Start of Block

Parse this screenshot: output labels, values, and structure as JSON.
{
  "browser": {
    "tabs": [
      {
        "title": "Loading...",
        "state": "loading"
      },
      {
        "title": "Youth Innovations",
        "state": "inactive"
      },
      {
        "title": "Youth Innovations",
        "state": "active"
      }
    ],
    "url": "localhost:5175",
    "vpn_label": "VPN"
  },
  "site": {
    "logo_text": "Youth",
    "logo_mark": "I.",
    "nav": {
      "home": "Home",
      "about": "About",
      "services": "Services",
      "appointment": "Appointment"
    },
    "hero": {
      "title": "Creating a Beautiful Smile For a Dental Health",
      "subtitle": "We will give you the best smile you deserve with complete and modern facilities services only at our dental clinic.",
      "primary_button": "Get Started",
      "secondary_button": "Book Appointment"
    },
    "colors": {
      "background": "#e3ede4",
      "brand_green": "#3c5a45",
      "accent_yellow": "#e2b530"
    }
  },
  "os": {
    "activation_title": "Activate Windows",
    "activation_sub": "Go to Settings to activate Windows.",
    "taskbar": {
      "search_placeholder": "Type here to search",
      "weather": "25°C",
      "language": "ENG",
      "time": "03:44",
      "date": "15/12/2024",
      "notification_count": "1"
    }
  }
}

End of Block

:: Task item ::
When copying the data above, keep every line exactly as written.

:: Solution to this problem ::
Parse this screenshot: output labels, values, and structure as JSON.
{
  "browser": {
    "tabs": [
      {
        "title": "Loading...",
        "state": "loading"
      },
      {
        "title": "Youth Innovations",
        "state": "inactive"
      },
      {
        "title": "Youth Innovations",
        "state": "active"
      }
    ],
    "url": "localhost:5175",
    "vpn_label": "VPN"
  },
  "site": {
    "logo_text": "Youth",
    "logo_mark": "I.",
    "nav": {
      "home": "Home",
      "about": "About",
      "services": "Services",
      "appointment": "Appointment"
    },
    "hero": {
      "title": "Creating a Beautiful Smile For a Dental Health",
      "subtitle": "We will give you the best smile you deserve with complete and modern facilities services only at our dental clinic.",
      "primary_button": "Get Started",
      "secondary_button": "Book Appointment"
    },
    "colors": {
      "background": "#e3ede4",
      "brand_green": "#3c5a45",
      "accent_yellow": "#e2b530"
    }
  },
  "os": {
    "activation_title": "Activate Windows",
    "activation_sub": "Go to Settings to activate Windows.",
    "taskbar": {
      "search_placeholder": "Type here to search",
      "weather": "25°C",
      "language": "ENG",
      "time": "03:44",
      "date": "15/12/2024",
      "notification_count": "1"
    }
  }
}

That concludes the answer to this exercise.